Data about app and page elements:
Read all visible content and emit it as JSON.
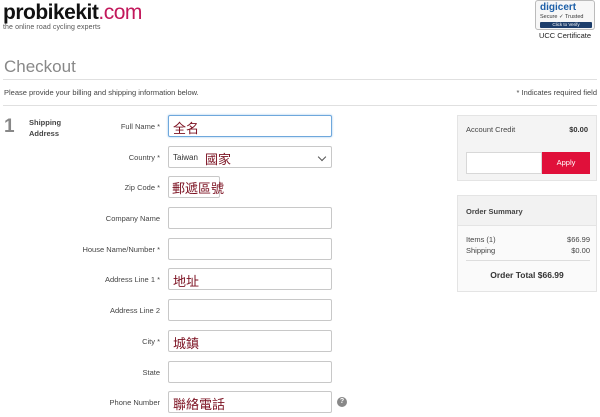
{
  "header": {
    "logo_main": "probikekit",
    "logo_tld": ".com",
    "logo_tagline": "the online road cycling experts",
    "cert_brand": "digicert",
    "cert_line": "Secure ✓ Trusted",
    "cert_click": "Click to Verify",
    "cert_caption": "UCC Certificate"
  },
  "page": {
    "title": "Checkout",
    "intro": "Please provide your billing and shipping information below.",
    "required_note": "* Indicates required field"
  },
  "step": {
    "number": "1",
    "label_line1": "Shipping",
    "label_line2": "Address"
  },
  "form": {
    "full_name": {
      "label": "Full Name *",
      "value": "全名"
    },
    "country": {
      "label": "Country *",
      "value_prefix": "Taiwan",
      "value": "國家"
    },
    "zip": {
      "label": "Zip Code *",
      "value": "郵遞區號"
    },
    "company": {
      "label": "Company Name",
      "value": ""
    },
    "house": {
      "label": "House Name/Number *",
      "value": ""
    },
    "address1": {
      "label": "Address Line 1 *",
      "value": "地址"
    },
    "address2": {
      "label": "Address Line 2",
      "value": ""
    },
    "city": {
      "label": "City *",
      "value": "城鎮"
    },
    "state": {
      "label": "State",
      "value": ""
    },
    "phone": {
      "label": "Phone Number",
      "value": "聯絡電話",
      "help": "?"
    }
  },
  "credit": {
    "label": "Account Credit",
    "amount": "$0.00",
    "apply_label": "Apply"
  },
  "summary": {
    "title": "Order Summary",
    "items_label": "Items (1)",
    "items_value": "$66.99",
    "shipping_label": "Shipping",
    "shipping_value": "$0.00",
    "total": "Order Total $66.99"
  },
  "colors": {
    "accent": "#e0103a",
    "brand": "#c2185b",
    "annotation": "#7b1020"
  }
}
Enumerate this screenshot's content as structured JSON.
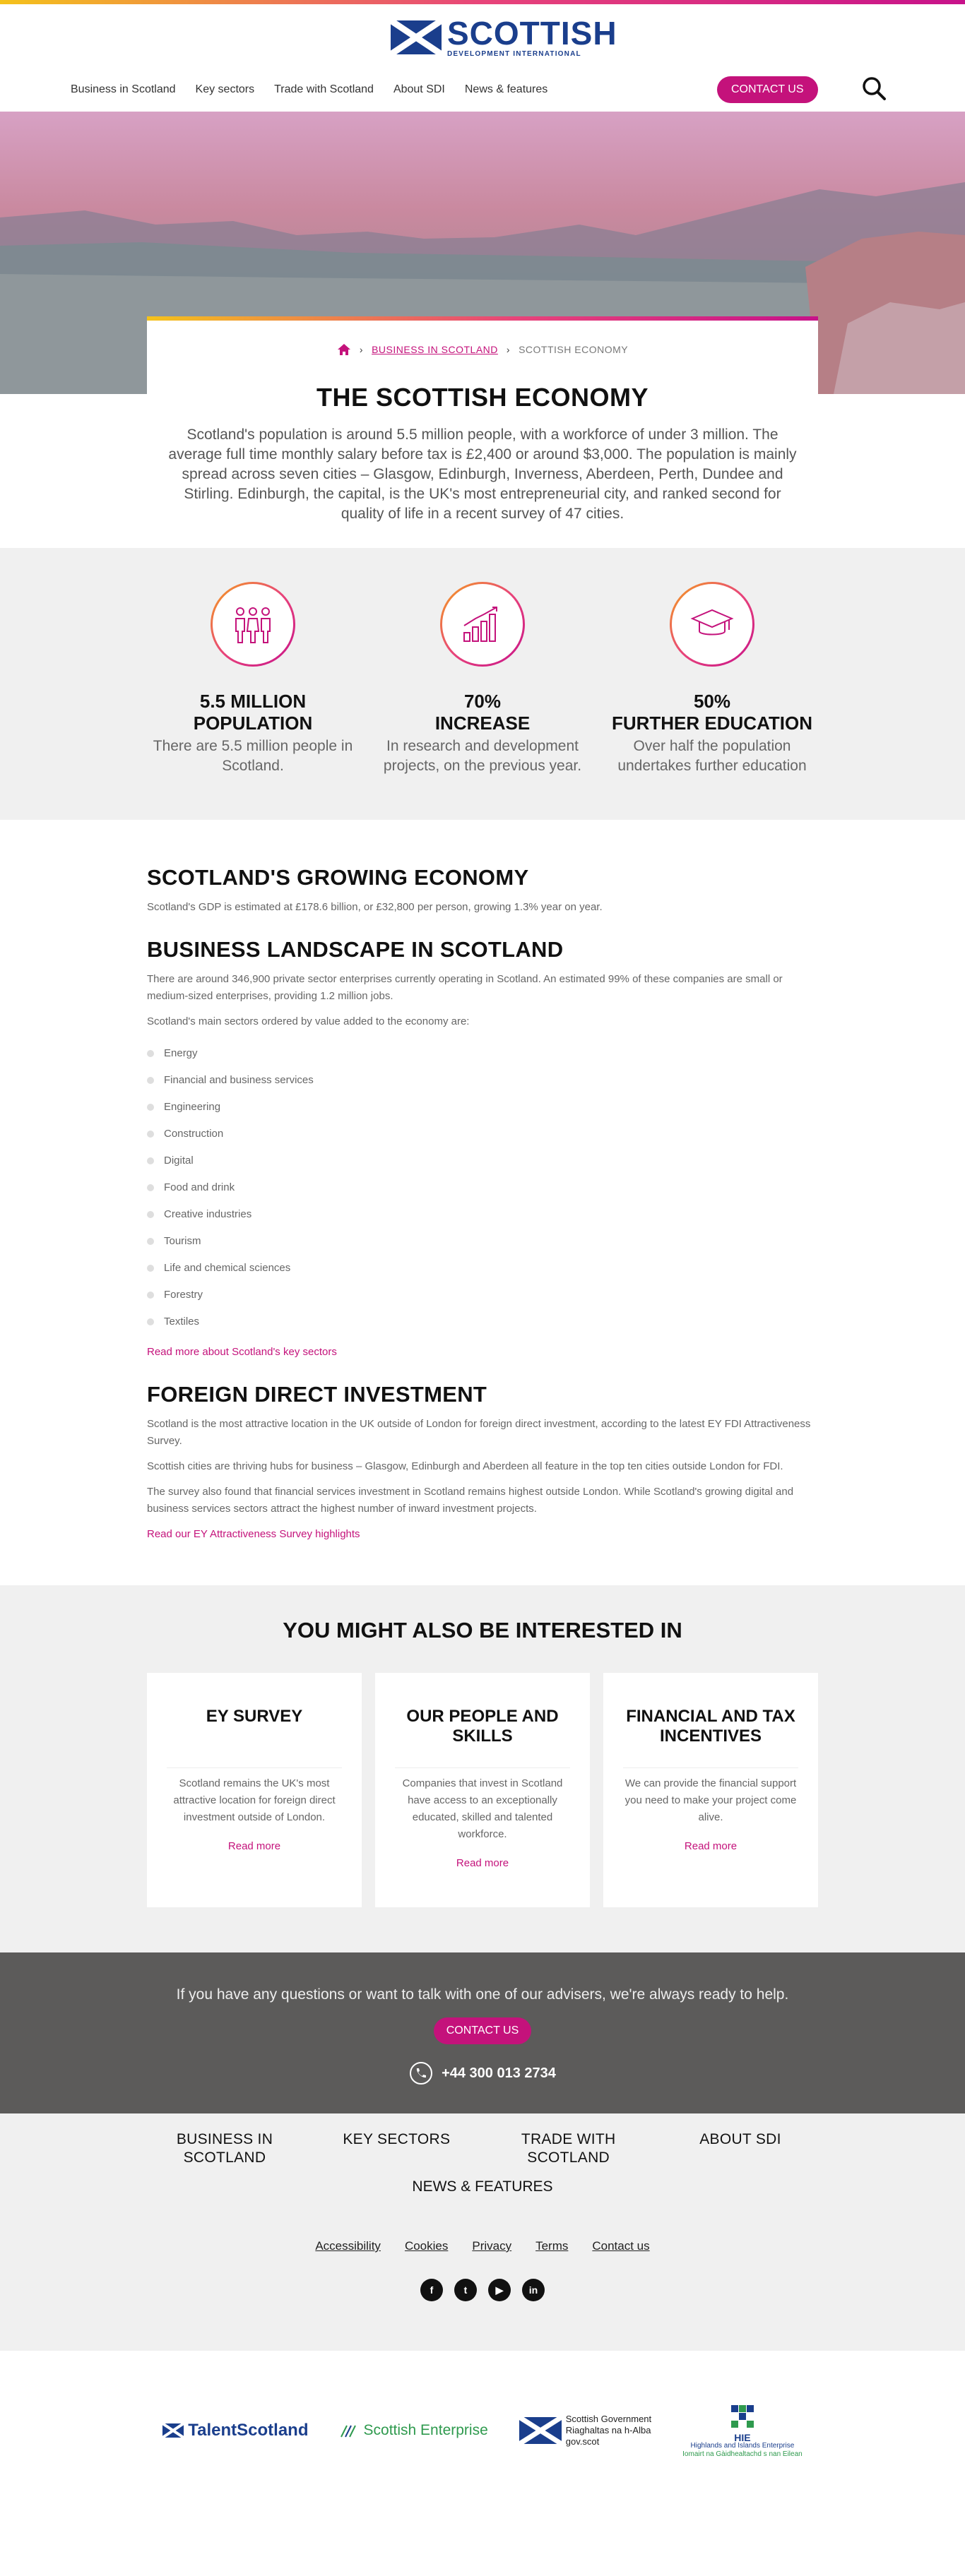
{
  "header": {
    "logo_main": "SCOTTISH",
    "logo_sub": "DEVELOPMENT INTERNATIONAL",
    "nav": [
      "Business in Scotland",
      "Key sectors",
      "Trade with Scotland",
      "About SDI",
      "News & features"
    ],
    "contact_label": "CONTACT US"
  },
  "breadcrumb": {
    "parent": "BUSINESS IN SCOTLAND",
    "current": "SCOTTISH ECONOMY"
  },
  "intro": {
    "title": "THE SCOTTISH ECONOMY",
    "text": "Scotland's population is around 5.5 million people, with a workforce of under 3 million. The average full time monthly salary before tax is £2,400 or around $3,000. The population is mainly spread across seven cities – Glasgow, Edinburgh, Inverness, Aberdeen, Perth, Dundee and Stirling. Edinburgh, the capital, is the UK's most entrepreneurial city, and ranked second for quality of life in a recent survey of 47 cities."
  },
  "stats": [
    {
      "icon": "people-icon",
      "value": "5.5 MILLION",
      "label": "POPULATION",
      "desc": "There are 5.5 million people in Scotland."
    },
    {
      "icon": "growth-chart-icon",
      "value": "70%",
      "label": "INCREASE",
      "desc": "In research and development projects, on the previous year."
    },
    {
      "icon": "graduation-cap-icon",
      "value": "50%",
      "label": "FURTHER EDUCATION",
      "desc": "Over half the population undertakes further education"
    }
  ],
  "economy": {
    "title": "SCOTLAND'S GROWING ECONOMY",
    "text": "Scotland's GDP is estimated at £178.6 billion, or £32,800 per person, growing 1.3% year on year."
  },
  "landscape": {
    "title": "BUSINESS LANDSCAPE IN SCOTLAND",
    "text1": "There are around 346,900 private sector enterprises currently operating in Scotland. An estimated 99% of these companies are small or medium-sized enterprises, providing 1.2 million jobs.",
    "text2": "Scotland's main sectors ordered by value added to the economy are:",
    "sectors": [
      "Energy",
      "Financial and business services",
      "Engineering",
      "Construction",
      "Digital",
      "Food and drink",
      "Creative industries",
      "Tourism",
      "Life and chemical sciences",
      "Forestry",
      "Textiles"
    ],
    "link": "Read more about Scotland's key sectors"
  },
  "fdi": {
    "title": "FOREIGN DIRECT INVESTMENT",
    "p1": "Scotland is the most attractive location in the UK outside of London for foreign direct investment, according to the latest EY FDI Attractiveness Survey.",
    "p2": "Scottish cities are thriving hubs for business – Glasgow, Edinburgh and Aberdeen all feature in the top ten cities outside London for FDI.",
    "p3": "The survey also found that financial services investment in Scotland remains highest outside London. While Scotland's growing digital and business services sectors attract the highest number of inward investment projects.",
    "link": "Read our EY Attractiveness Survey highlights"
  },
  "interest": {
    "title": "YOU MIGHT ALSO BE INTERESTED IN",
    "cards": [
      {
        "title": "EY SURVEY",
        "text": "Scotland remains the UK's most attractive location for foreign direct investment outside of London.",
        "link": "Read more"
      },
      {
        "title": "OUR PEOPLE AND SKILLS",
        "text": "Companies that invest in Scotland have access to an exceptionally educated, skilled and talented workforce.",
        "link": "Read more"
      },
      {
        "title": "FINANCIAL AND TAX INCENTIVES",
        "text": "We can provide the financial support you need to make your project come alive.",
        "link": "Read more"
      }
    ]
  },
  "cta": {
    "text": "If you have any questions or want to talk with one of our advisers, we're always ready to help.",
    "button": "CONTACT US",
    "phone": "+44 300 013 2734"
  },
  "footer": {
    "nav": [
      "BUSINESS IN SCOTLAND",
      "KEY SECTORS",
      "TRADE WITH SCOTLAND",
      "ABOUT SDI"
    ],
    "nav2": "NEWS & FEATURES",
    "legal": [
      "Accessibility",
      "Cookies",
      "Privacy",
      "Terms",
      "Contact us"
    ],
    "social": [
      "facebook-icon",
      "twitter-icon",
      "youtube-icon",
      "linkedin-icon"
    ]
  },
  "partners": {
    "talent": "TalentScotland",
    "enterprise": "Scottish Enterprise",
    "gov_line1": "Scottish Government",
    "gov_line2": "Riaghaltas na h-Alba",
    "gov_line3": "gov.scot",
    "hie_line1": "HIE",
    "hie_line2": "Highlands and Islands Enterprise",
    "hie_line3": "Iomairt na Gàidhealtachd s nan Eilean"
  },
  "colors": {
    "accent": "#c4127b",
    "brand_blue": "#1a3e8c",
    "footer_dark": "#5c5b5a",
    "section_grey": "#f0f0f0"
  }
}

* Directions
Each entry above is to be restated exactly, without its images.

* Answer for this exercise
Read all visible content and emit it as JSON.
{
  "header": {
    "logo_main": "probikekit",
    "logo_tld": ".com",
    "logo_tagline": "the online road cycling experts",
    "cert_brand": "digicert",
    "cert_line": "Secure ✓ Trusted",
    "cert_click": "Click to Verify",
    "cert_caption": "UCC Certificate"
  },
  "page": {
    "title": "Checkout",
    "intro": "Please provide your billing and shipping information below.",
    "required_note": "* Indicates required field"
  },
  "step": {
    "number": "1",
    "label_line1": "Shipping",
    "label_line2": "Address"
  },
  "form": {
    "full_name": {
      "label": "Full Name *",
      "value": "全名"
    },
    "country": {
      "label": "Country *",
      "value_prefix": "Taiwan",
      "value": "國家"
    },
    "zip": {
      "label": "Zip Code *",
      "value": "郵遞區號"
    },
    "company": {
      "label": "Company Name",
      "value": ""
    },
    "house": {
      "label": "House Name/Number *",
      "value": ""
    },
    "address1": {
      "label": "Address Line 1 *",
      "value": "地址"
    },
    "address2": {
      "label": "Address Line 2",
      "value": ""
    },
    "city": {
      "label": "City *",
      "value": "城鎮"
    },
    "state": {
      "label": "State",
      "value": ""
    },
    "phone": {
      "label": "Phone Number",
      "value": "聯絡電話",
      "help": "?"
    }
  },
  "credit": {
    "label": "Account Credit",
    "amount": "$0.00",
    "apply_label": "Apply"
  },
  "summary": {
    "title": "Order Summary",
    "items_label": "Items (1)",
    "items_value": "$66.99",
    "shipping_label": "Shipping",
    "shipping_value": "$0.00",
    "total": "Order Total $66.99"
  },
  "colors": {
    "accent": "#e0103a",
    "brand": "#c2185b",
    "annotation": "#7b1020"
  }
}
Enumerate this screenshot's content as structured JSON.
{
  "header": {
    "logo_main": "SCOTTISH",
    "logo_sub": "DEVELOPMENT INTERNATIONAL",
    "nav": [
      "Business in Scotland",
      "Key sectors",
      "Trade with Scotland",
      "About SDI",
      "News & features"
    ],
    "contact_label": "CONTACT US"
  },
  "breadcrumb": {
    "parent": "BUSINESS IN SCOTLAND",
    "current": "SCOTTISH ECONOMY"
  },
  "intro": {
    "title": "THE SCOTTISH ECONOMY",
    "text": "Scotland's population is around 5.5 million people, with a workforce of under 3 million. The average full time monthly salary before tax is £2,400 or around $3,000. The population is mainly spread across seven cities – Glasgow, Edinburgh, Inverness, Aberdeen, Perth, Dundee and Stirling. Edinburgh, the capital, is the UK's most entrepreneurial city, and ranked second for quality of life in a recent survey of 47 cities."
  },
  "stats": [
    {
      "icon": "people-icon",
      "value": "5.5 MILLION",
      "label": "POPULATION",
      "desc": "There are 5.5 million people in Scotland."
    },
    {
      "icon": "growth-chart-icon",
      "value": "70%",
      "label": "INCREASE",
      "desc": "In research and development projects, on the previous year."
    },
    {
      "icon": "graduation-cap-icon",
      "value": "50%",
      "label": "FURTHER EDUCATION",
      "desc": "Over half the population undertakes further education"
    }
  ],
  "economy": {
    "title": "SCOTLAND'S GROWING ECONOMY",
    "text": "Scotland's GDP is estimated at £178.6 billion, or £32,800 per person, growing 1.3% year on year."
  },
  "landscape": {
    "title": "BUSINESS LANDSCAPE IN SCOTLAND",
    "text1": "There are around 346,900 private sector enterprises currently operating in Scotland. An estimated 99% of these companies are small or medium-sized enterprises, providing 1.2 million jobs.",
    "text2": "Scotland's main sectors ordered by value added to the economy are:",
    "sectors": [
      "Energy",
      "Financial and business services",
      "Engineering",
      "Construction",
      "Digital",
      "Food and drink",
      "Creative industries",
      "Tourism",
      "Life and chemical sciences",
      "Forestry",
      "Textiles"
    ],
    "link": "Read more about Scotland's key sectors"
  },
  "fdi": {
    "title": "FOREIGN DIRECT INVESTMENT",
    "p1": "Scotland is the most attractive location in the UK outside of London for foreign direct investment, according to the latest EY FDI Attractiveness Survey.",
    "p2": "Scottish cities are thriving hubs for business – Glasgow, Edinburgh and Aberdeen all feature in the top ten cities outside London for FDI.",
    "p3": "The survey also found that financial services investment in Scotland remains highest outside London. While Scotland's growing digital and business services sectors attract the highest number of inward investment projects.",
    "link": "Read our EY Attractiveness Survey highlights"
  },
  "interest": {
    "title": "YOU MIGHT ALSO BE INTERESTED IN",
    "cards": [
      {
        "title": "EY SURVEY",
        "text": "Scotland remains the UK's most attractive location for foreign direct investment outside of London.",
        "link": "Read more"
      },
      {
        "title": "OUR PEOPLE AND SKILLS",
        "text": "Companies that invest in Scotland have access to an exceptionally educated, skilled and talented workforce.",
        "link": "Read more"
      },
      {
        "title": "FINANCIAL AND TAX INCENTIVES",
        "text": "We can provide the financial support you need to make your project come alive.",
        "link": "Read more"
      }
    ]
  },
  "cta": {
    "text": "If you have any questions or want to talk with one of our advisers, we're always ready to help.",
    "button": "CONTACT US",
    "phone": "+44 300 013 2734"
  },
  "footer": {
    "nav": [
      "BUSINESS IN SCOTLAND",
      "KEY SECTORS",
      "TRADE WITH SCOTLAND",
      "ABOUT SDI"
    ],
    "nav2": "NEWS & FEATURES",
    "legal": [
      "Accessibility",
      "Cookies",
      "Privacy",
      "Terms",
      "Contact us"
    ],
    "social": [
      "facebook-icon",
      "twitter-icon",
      "youtube-icon",
      "linkedin-icon"
    ]
  },
  "partners": {
    "talent": "TalentScotland",
    "enterprise": "Scottish Enterprise",
    "gov_line1": "Scottish Government",
    "gov_line2": "Riaghaltas na h-Alba",
    "gov_line3": "gov.scot",
    "hie_line1": "HIE",
    "hie_line2": "Highlands and Islands Enterprise",
    "hie_line3": "Iomairt na Gàidhealtachd s nan Eilean"
  },
  "colors": {
    "accent": "#c4127b",
    "brand_blue": "#1a3e8c",
    "footer_dark": "#5c5b5a",
    "section_grey": "#f0f0f0"
  }
}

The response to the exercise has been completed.